Brief: Go through the data below and copy it exactly, skipping every picture.

Records excerpted from a collection:
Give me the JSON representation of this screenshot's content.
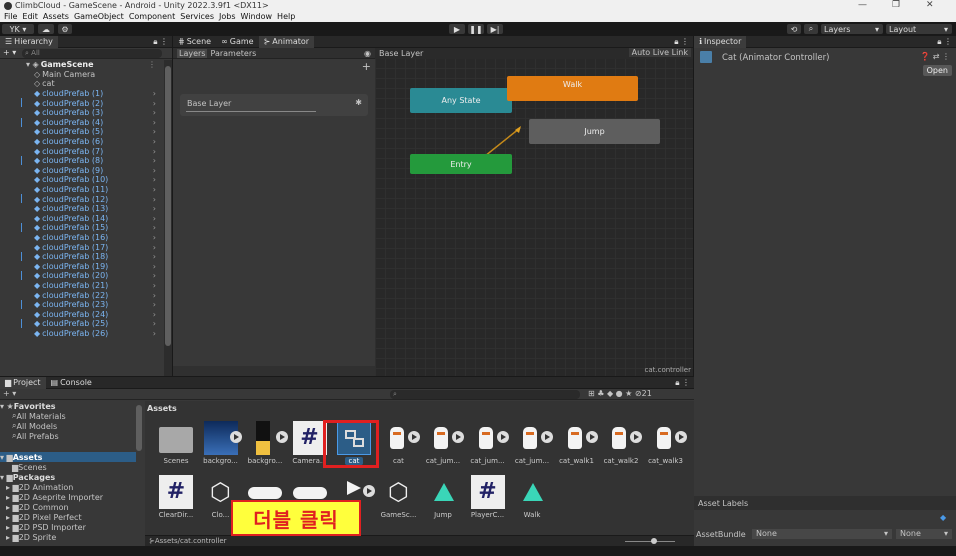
{
  "window": {
    "title": "ClimbCloud - GameScene - Android - Unity 2022.3.9f1 <DX11>"
  },
  "menu": [
    "File",
    "Edit",
    "Assets",
    "GameObject",
    "Component",
    "Services",
    "Jobs",
    "Window",
    "Help"
  ],
  "toolbar": {
    "account": "YK ▾",
    "layers": "Layers",
    "layout": "Layout"
  },
  "hierarchy": {
    "tab": "Hierarchy",
    "search": "All",
    "scene": "GameScene",
    "items": [
      "Main Camera",
      "cat",
      "cloudPrefab (1)",
      "cloudPrefab (2)",
      "cloudPrefab (3)",
      "cloudPrefab (4)",
      "cloudPrefab (5)",
      "cloudPrefab (6)",
      "cloudPrefab (7)",
      "cloudPrefab (8)",
      "cloudPrefab (9)",
      "cloudPrefab (10)",
      "cloudPrefab (11)",
      "cloudPrefab (12)",
      "cloudPrefab (13)",
      "cloudPrefab (14)",
      "cloudPrefab (15)",
      "cloudPrefab (16)",
      "cloudPrefab (17)",
      "cloudPrefab (18)",
      "cloudPrefab (19)",
      "cloudPrefab (20)",
      "cloudPrefab (21)",
      "cloudPrefab (22)",
      "cloudPrefab (23)",
      "cloudPrefab (24)",
      "cloudPrefab (25)",
      "cloudPrefab (26)"
    ]
  },
  "center_tabs": {
    "scene": "Scene",
    "game": "Game",
    "animator": "Animator"
  },
  "animator": {
    "layers_tab": "Layers",
    "params_tab": "Parameters",
    "base_layer_row": "Base Layer",
    "breadcrumb": "Base Layer",
    "auto_live": "Auto Live Link",
    "file": "cat.controller",
    "nodes": {
      "any": "Any State",
      "walk": "Walk",
      "jump": "Jump",
      "entry": "Entry"
    }
  },
  "inspector": {
    "tab": "Inspector",
    "title": "Cat (Animator Controller)",
    "open": "Open",
    "asset_labels": "Asset Labels",
    "assetbundle": "AssetBundle",
    "none1": "None",
    "none2": "None"
  },
  "project": {
    "tab": "Project",
    "console_tab": "Console",
    "hidden_count": "21",
    "tree": {
      "favorites": "Favorites",
      "fav_items": [
        "All Materials",
        "All Models",
        "All Prefabs"
      ],
      "assets": "Assets",
      "scenes": "Scenes",
      "packages": "Packages",
      "pkgs": [
        "2D Animation",
        "2D Aseprite Importer",
        "2D Common",
        "2D Pixel Perfect",
        "2D PSD Importer",
        "2D Sprite"
      ]
    },
    "header": "Assets",
    "row1": [
      "Scenes",
      "backgro...",
      "backgro...",
      "Camera...",
      "cat",
      "cat",
      "cat_jum...",
      "cat_jum...",
      "cat_jum...",
      "cat_walk1",
      "cat_walk2",
      "cat_walk3"
    ],
    "row2": [
      "ClearDir...",
      "Clo...",
      "",
      "",
      "",
      "GameSc...",
      "Jump",
      "PlayerC...",
      "Walk"
    ],
    "path": "Assets/cat.controller"
  },
  "annotation": {
    "text": "더블 클릭"
  },
  "colors": {
    "walk": "#e07b12",
    "entry": "#249a3c",
    "highlight": "#e02020",
    "annot_bg": "#ffff3c"
  }
}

Final answer:
Give me the JSON representation of this screenshot's content.
{
  "window": {
    "title": "ClimbCloud - GameScene - Android - Unity 2022.3.9f1 <DX11>"
  },
  "menu": [
    "File",
    "Edit",
    "Assets",
    "GameObject",
    "Component",
    "Services",
    "Jobs",
    "Window",
    "Help"
  ],
  "toolbar": {
    "account": "YK ▾",
    "layers": "Layers",
    "layout": "Layout"
  },
  "hierarchy": {
    "tab": "Hierarchy",
    "search": "All",
    "scene": "GameScene",
    "items": [
      "Main Camera",
      "cat",
      "cloudPrefab (1)",
      "cloudPrefab (2)",
      "cloudPrefab (3)",
      "cloudPrefab (4)",
      "cloudPrefab (5)",
      "cloudPrefab (6)",
      "cloudPrefab (7)",
      "cloudPrefab (8)",
      "cloudPrefab (9)",
      "cloudPrefab (10)",
      "cloudPrefab (11)",
      "cloudPrefab (12)",
      "cloudPrefab (13)",
      "cloudPrefab (14)",
      "cloudPrefab (15)",
      "cloudPrefab (16)",
      "cloudPrefab (17)",
      "cloudPrefab (18)",
      "cloudPrefab (19)",
      "cloudPrefab (20)",
      "cloudPrefab (21)",
      "cloudPrefab (22)",
      "cloudPrefab (23)",
      "cloudPrefab (24)",
      "cloudPrefab (25)",
      "cloudPrefab (26)"
    ]
  },
  "center_tabs": {
    "scene": "Scene",
    "game": "Game",
    "animator": "Animator"
  },
  "animator": {
    "layers_tab": "Layers",
    "params_tab": "Parameters",
    "base_layer_row": "Base Layer",
    "breadcrumb": "Base Layer",
    "auto_live": "Auto Live Link",
    "file": "cat.controller",
    "nodes": {
      "any": "Any State",
      "walk": "Walk",
      "jump": "Jump",
      "entry": "Entry"
    }
  },
  "inspector": {
    "tab": "Inspector",
    "title": "Cat (Animator Controller)",
    "open": "Open",
    "asset_labels": "Asset Labels",
    "assetbundle": "AssetBundle",
    "none1": "None",
    "none2": "None"
  },
  "project": {
    "tab": "Project",
    "console_tab": "Console",
    "hidden_count": "21",
    "tree": {
      "favorites": "Favorites",
      "fav_items": [
        "All Materials",
        "All Models",
        "All Prefabs"
      ],
      "assets": "Assets",
      "scenes": "Scenes",
      "packages": "Packages",
      "pkgs": [
        "2D Animation",
        "2D Aseprite Importer",
        "2D Common",
        "2D Pixel Perfect",
        "2D PSD Importer",
        "2D Sprite"
      ]
    },
    "header": "Assets",
    "row1": [
      "Scenes",
      "backgro...",
      "backgro...",
      "Camera...",
      "cat",
      "cat",
      "cat_jum...",
      "cat_jum...",
      "cat_jum...",
      "cat_walk1",
      "cat_walk2",
      "cat_walk3"
    ],
    "row2": [
      "ClearDir...",
      "Clo...",
      "",
      "",
      "",
      "GameSc...",
      "Jump",
      "PlayerC...",
      "Walk"
    ],
    "path": "Assets/cat.controller"
  },
  "annotation": {
    "text": "더블 클릭"
  },
  "colors": {
    "walk": "#e07b12",
    "entry": "#249a3c",
    "highlight": "#e02020",
    "annot_bg": "#ffff3c"
  }
}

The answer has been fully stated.